# How to derive the expected loss from the credit risk of a bond?

I am trying to work out a formula to derive the expected loss from the credit risk of a bond.

My idea is to tie the credit risk to credit valuation adjustment and derive the expected loss from there, but then how would I relate credit risk and credit valuation adjustment?

Help would be greatly appreciated.

Thanks in advance!

## 1 Answer

One way to estimate the credit risk of a bond is to look at the price of insuring the bond using a Credit Default Swap, which will cost roughly the spread between the bond's yield and the yield of a risk free bond with the same maturity (typically we use a government bond here).

Using simple assumptions, this leads us to the Credit Triangle, $$K = (1-R)\lambda$$ where $$K$$ is the credit spread, $$R$$ is the recovery-given-default (ie. what you expect to get back out of 100 if there's a credit event), and $$\lambda$$ is the probability of default per unit time. Given any two of these by the market, we can calculate the third.

Note that if we can only see $$K$$, we need to make some assumptions about either $$R$$ or $$\lambda$$ - the market will charge the same for a bond with high probability of default but low loss-given-default as it will for a bond with low probability of default but high loss-given-default.
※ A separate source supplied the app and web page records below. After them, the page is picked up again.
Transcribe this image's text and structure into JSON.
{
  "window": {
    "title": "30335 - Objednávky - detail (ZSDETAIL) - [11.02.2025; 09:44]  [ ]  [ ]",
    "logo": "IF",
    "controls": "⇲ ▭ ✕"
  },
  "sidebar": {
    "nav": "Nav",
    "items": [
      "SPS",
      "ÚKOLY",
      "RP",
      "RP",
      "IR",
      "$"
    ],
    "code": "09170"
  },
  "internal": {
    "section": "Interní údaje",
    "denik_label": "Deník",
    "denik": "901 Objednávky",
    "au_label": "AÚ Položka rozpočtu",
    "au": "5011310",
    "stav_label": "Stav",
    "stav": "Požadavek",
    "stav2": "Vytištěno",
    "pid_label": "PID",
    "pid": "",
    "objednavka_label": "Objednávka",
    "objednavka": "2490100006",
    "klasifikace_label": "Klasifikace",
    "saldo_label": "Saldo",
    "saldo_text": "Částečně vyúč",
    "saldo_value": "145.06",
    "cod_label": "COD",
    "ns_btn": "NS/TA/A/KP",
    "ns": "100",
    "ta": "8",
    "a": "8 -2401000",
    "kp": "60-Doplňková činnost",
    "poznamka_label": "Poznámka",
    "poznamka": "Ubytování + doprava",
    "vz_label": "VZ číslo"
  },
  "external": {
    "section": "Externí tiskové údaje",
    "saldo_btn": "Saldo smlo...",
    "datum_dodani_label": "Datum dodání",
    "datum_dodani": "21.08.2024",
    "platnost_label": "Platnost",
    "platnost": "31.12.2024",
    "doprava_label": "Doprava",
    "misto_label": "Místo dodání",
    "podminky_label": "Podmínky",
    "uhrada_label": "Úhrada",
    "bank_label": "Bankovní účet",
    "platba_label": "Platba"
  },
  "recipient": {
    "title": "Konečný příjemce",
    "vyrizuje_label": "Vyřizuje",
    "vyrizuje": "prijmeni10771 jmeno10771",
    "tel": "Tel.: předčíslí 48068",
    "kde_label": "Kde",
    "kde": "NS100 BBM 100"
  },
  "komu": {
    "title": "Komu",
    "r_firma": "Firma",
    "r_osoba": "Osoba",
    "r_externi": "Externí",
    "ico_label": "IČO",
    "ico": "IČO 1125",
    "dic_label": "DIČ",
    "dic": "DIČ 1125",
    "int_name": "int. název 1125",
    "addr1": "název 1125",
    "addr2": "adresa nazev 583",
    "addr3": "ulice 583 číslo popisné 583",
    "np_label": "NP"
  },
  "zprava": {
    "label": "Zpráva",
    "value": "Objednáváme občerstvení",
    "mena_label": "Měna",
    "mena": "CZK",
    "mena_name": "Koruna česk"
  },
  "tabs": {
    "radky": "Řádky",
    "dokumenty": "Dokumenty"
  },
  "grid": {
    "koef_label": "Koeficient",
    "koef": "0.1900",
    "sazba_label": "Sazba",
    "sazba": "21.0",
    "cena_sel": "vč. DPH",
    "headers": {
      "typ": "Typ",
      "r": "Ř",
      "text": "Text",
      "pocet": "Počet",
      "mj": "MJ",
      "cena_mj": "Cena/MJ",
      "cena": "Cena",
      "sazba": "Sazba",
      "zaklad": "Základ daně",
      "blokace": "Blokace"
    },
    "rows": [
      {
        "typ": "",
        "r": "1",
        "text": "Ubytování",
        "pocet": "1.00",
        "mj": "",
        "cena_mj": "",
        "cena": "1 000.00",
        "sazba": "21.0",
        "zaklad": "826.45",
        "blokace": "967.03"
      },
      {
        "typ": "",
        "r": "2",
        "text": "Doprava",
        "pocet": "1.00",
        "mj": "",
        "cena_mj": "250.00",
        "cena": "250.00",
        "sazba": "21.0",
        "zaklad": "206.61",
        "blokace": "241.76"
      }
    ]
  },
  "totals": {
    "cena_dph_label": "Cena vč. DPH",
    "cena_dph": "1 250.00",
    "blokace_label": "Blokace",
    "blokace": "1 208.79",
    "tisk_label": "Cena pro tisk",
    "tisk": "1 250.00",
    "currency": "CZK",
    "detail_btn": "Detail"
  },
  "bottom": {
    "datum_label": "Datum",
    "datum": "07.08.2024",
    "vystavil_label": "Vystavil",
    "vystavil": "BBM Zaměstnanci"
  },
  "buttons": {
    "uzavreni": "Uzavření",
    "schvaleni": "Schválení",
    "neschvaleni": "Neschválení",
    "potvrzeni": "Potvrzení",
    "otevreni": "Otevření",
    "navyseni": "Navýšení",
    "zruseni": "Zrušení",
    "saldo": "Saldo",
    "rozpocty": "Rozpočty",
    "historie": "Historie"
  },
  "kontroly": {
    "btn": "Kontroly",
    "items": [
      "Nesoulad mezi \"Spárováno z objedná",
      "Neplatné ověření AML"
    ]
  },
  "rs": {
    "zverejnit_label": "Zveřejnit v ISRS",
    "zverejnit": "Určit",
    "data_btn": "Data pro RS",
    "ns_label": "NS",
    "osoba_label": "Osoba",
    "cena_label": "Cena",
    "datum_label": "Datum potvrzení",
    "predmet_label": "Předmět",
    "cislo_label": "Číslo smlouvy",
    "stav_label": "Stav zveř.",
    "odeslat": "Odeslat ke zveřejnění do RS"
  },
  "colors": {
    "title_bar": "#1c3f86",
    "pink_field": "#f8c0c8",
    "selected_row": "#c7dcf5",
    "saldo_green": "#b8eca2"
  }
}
If you want to calculate CVA of a contract expiring at time $$T_f$$, that is typically done using either the credit spreads from either CDS contracts or calculated spreads between the company's bonds and the risk free bonds to calculate values for $$R$$ and $$\lambda$$, and then solving $$CVA = (1-R) \int_0^{T_f} EPE(t) \cdot P(0,t) \cdot S'(t) dt$$ where $$S'(t)$$ is the derivative of the probability of survival until $$t$$ (depends on modelling assumptions, but this often assumed to be $$-\lambda e^{-\lambda t}$$), $$P(0,t)$$ is the discount factor to time $$t$$, and $$EPE(t)$$ is the expected positive exposute at time $$t$$. This complicates things a bit (especially of $$S$$ and $$EPE$$ are correlated...) and turns CVA calculations even for simple instruments into a derivtives pricing problem - the procedure is discussed in more depth in this article